Dataset excerpts
──────────

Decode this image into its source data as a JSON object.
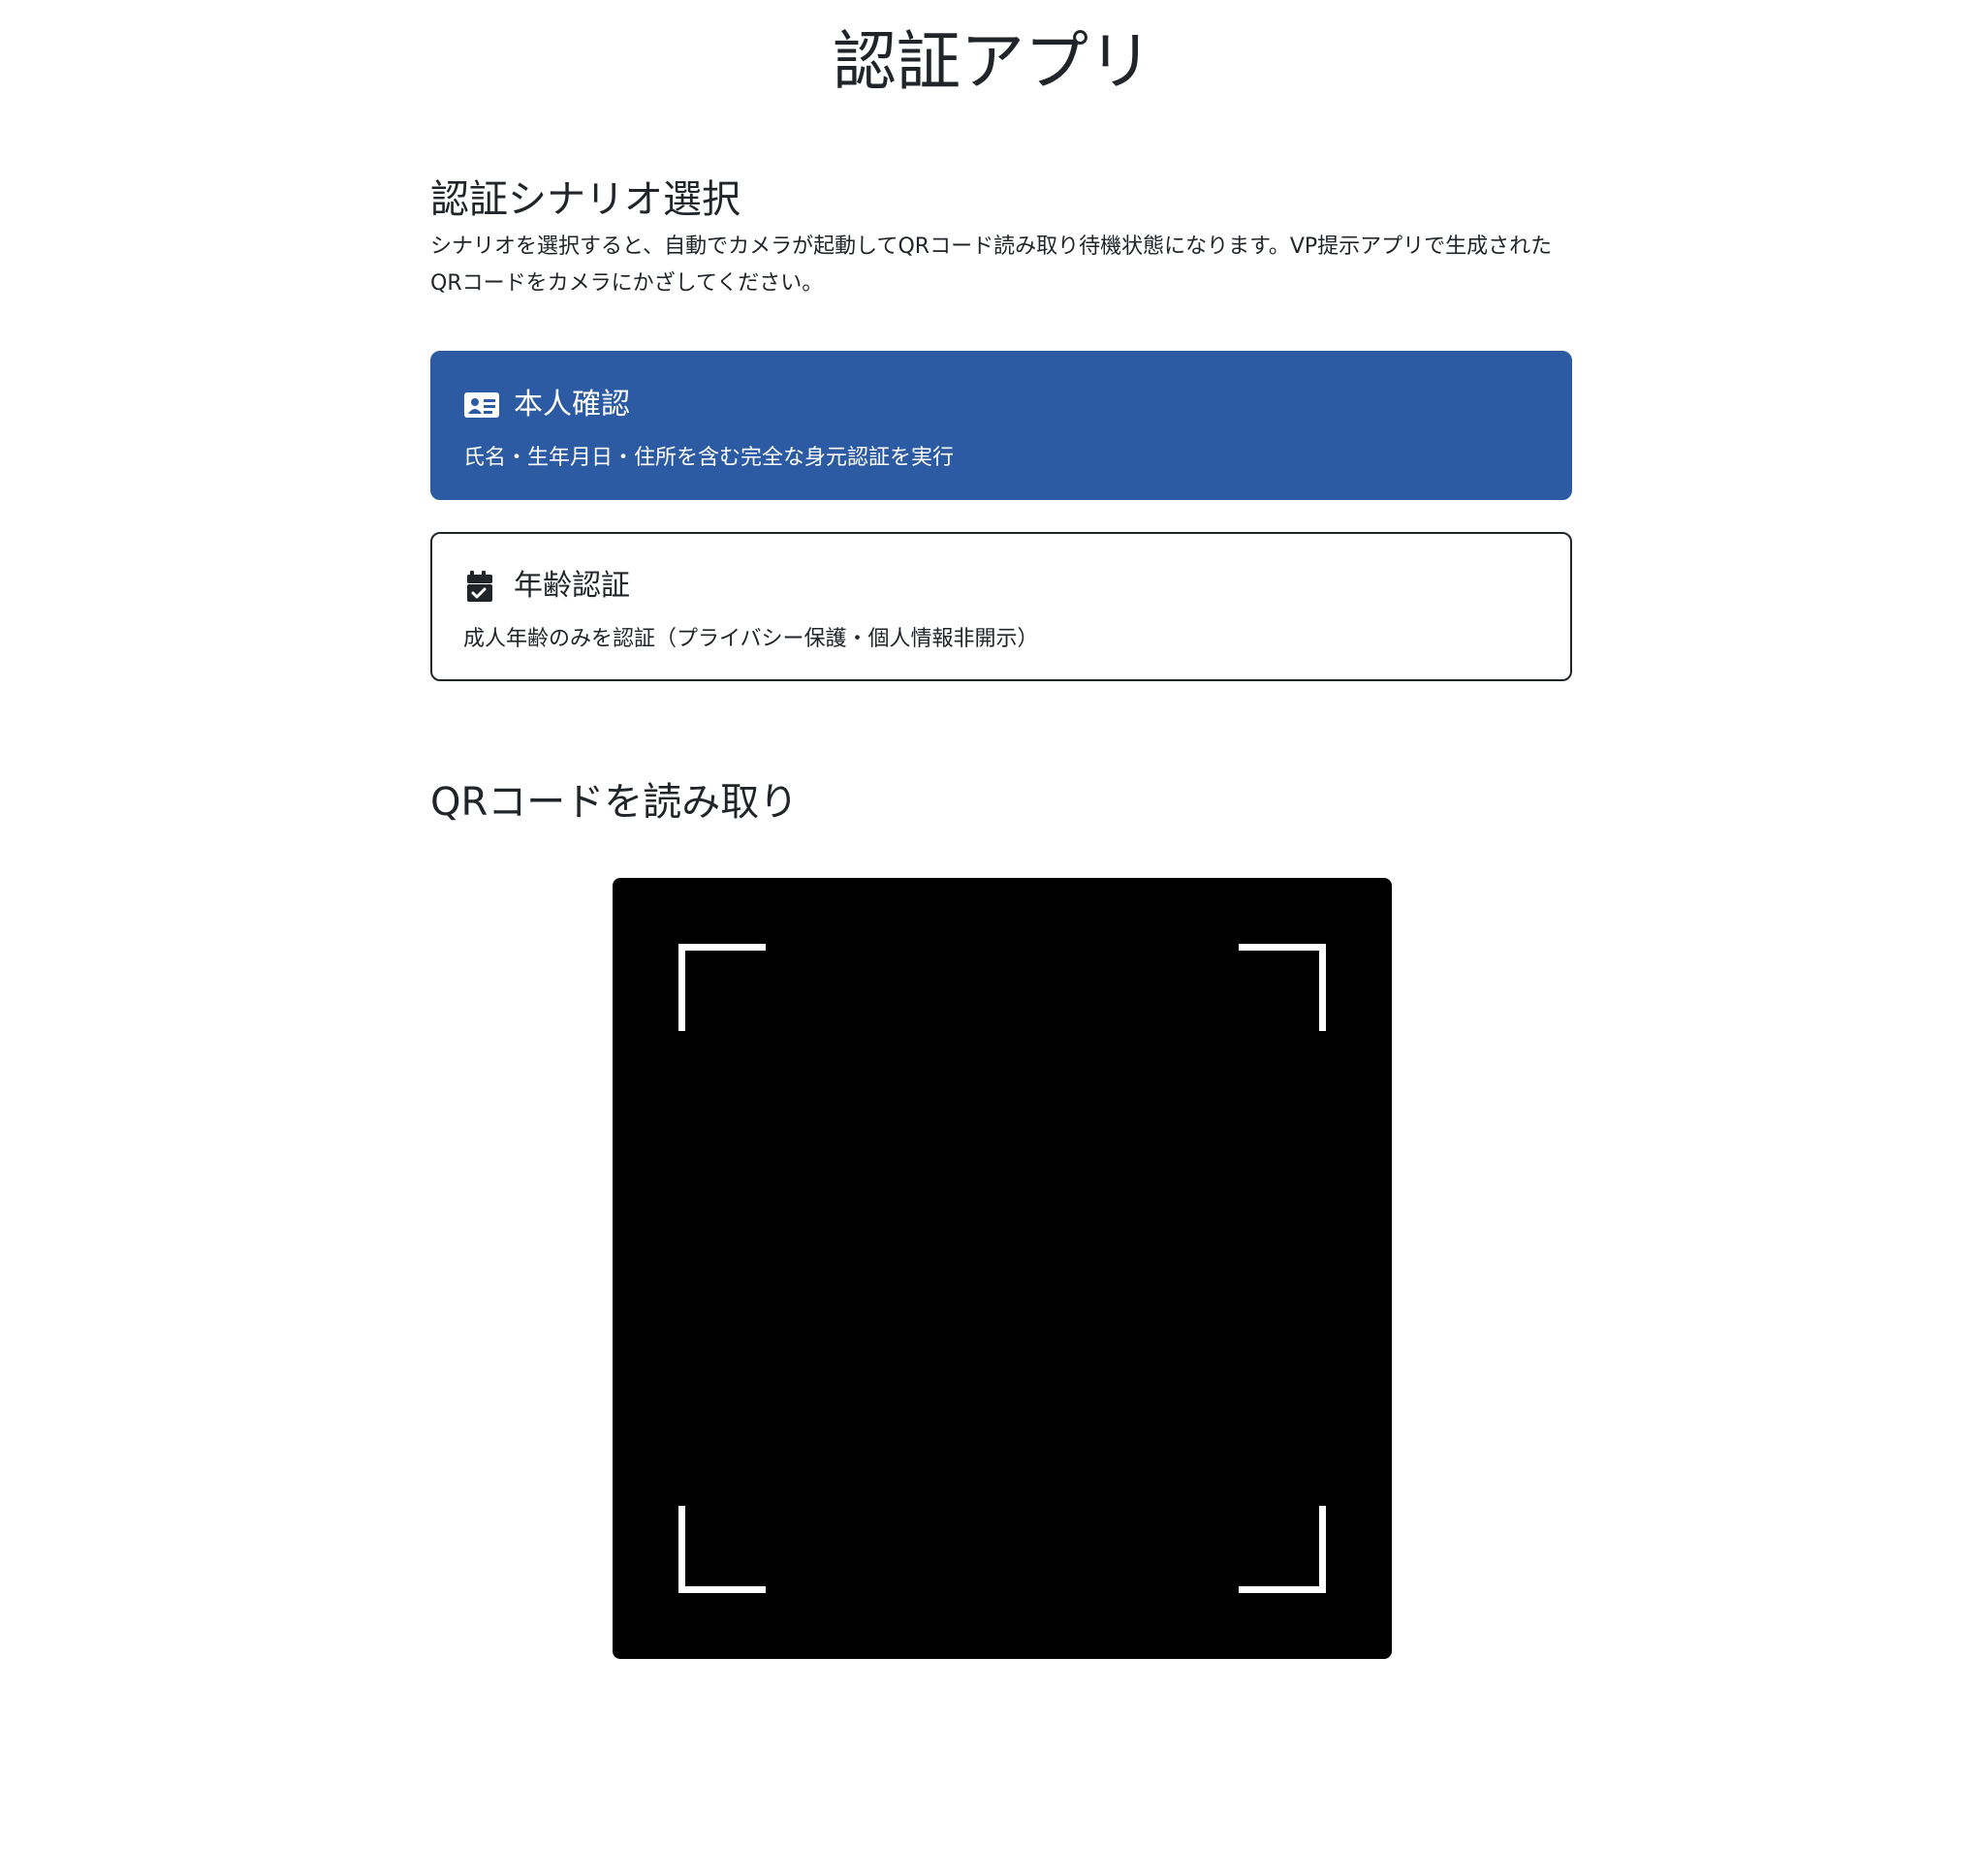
{
  "app": {
    "title": "認証アプリ"
  },
  "scenario_section": {
    "heading": "認証シナリオ選択",
    "description": "シナリオを選択すると、自動でカメラが起動してQRコード読み取り待機状態になります。VP提示アプリで生成されたQRコードをカメラにかざしてください。"
  },
  "scenarios": [
    {
      "icon": "id-card-icon",
      "title": "本人確認",
      "subtitle": "氏名・生年月日・住所を含む完全な身元認証を実行",
      "selected": true
    },
    {
      "icon": "calendar-check-icon",
      "title": "年齢認証",
      "subtitle": "成人年齢のみを認証（プライバシー保護・個人情報非開示）",
      "selected": false
    }
  ],
  "qr_section": {
    "heading": "QRコードを読み取り"
  },
  "colors": {
    "selected_card_bg": "#2d5ba3",
    "text": "#212529",
    "scanner_bg": "#000000",
    "scanner_frame": "#ffffff"
  }
}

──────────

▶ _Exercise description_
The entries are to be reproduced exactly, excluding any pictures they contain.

▶ _Response to the task_
Decode this image into its source data as a JSON object.
{
  "app": {
    "title": "認証アプリ"
  },
  "scenario_section": {
    "heading": "認証シナリオ選択",
    "description": "シナリオを選択すると、自動でカメラが起動してQRコード読み取り待機状態になります。VP提示アプリで生成されたQRコードをカメラにかざしてください。"
  },
  "scenarios": [
    {
      "icon": "id-card-icon",
      "title": "本人確認",
      "subtitle": "氏名・生年月日・住所を含む完全な身元認証を実行",
      "selected": true
    },
    {
      "icon": "calendar-check-icon",
      "title": "年齢認証",
      "subtitle": "成人年齢のみを認証（プライバシー保護・個人情報非開示）",
      "selected": false
    }
  ],
  "qr_section": {
    "heading": "QRコードを読み取り"
  },
  "colors": {
    "selected_card_bg": "#2d5ba3",
    "text": "#212529",
    "scanner_bg": "#000000",
    "scanner_frame": "#ffffff"
  }
}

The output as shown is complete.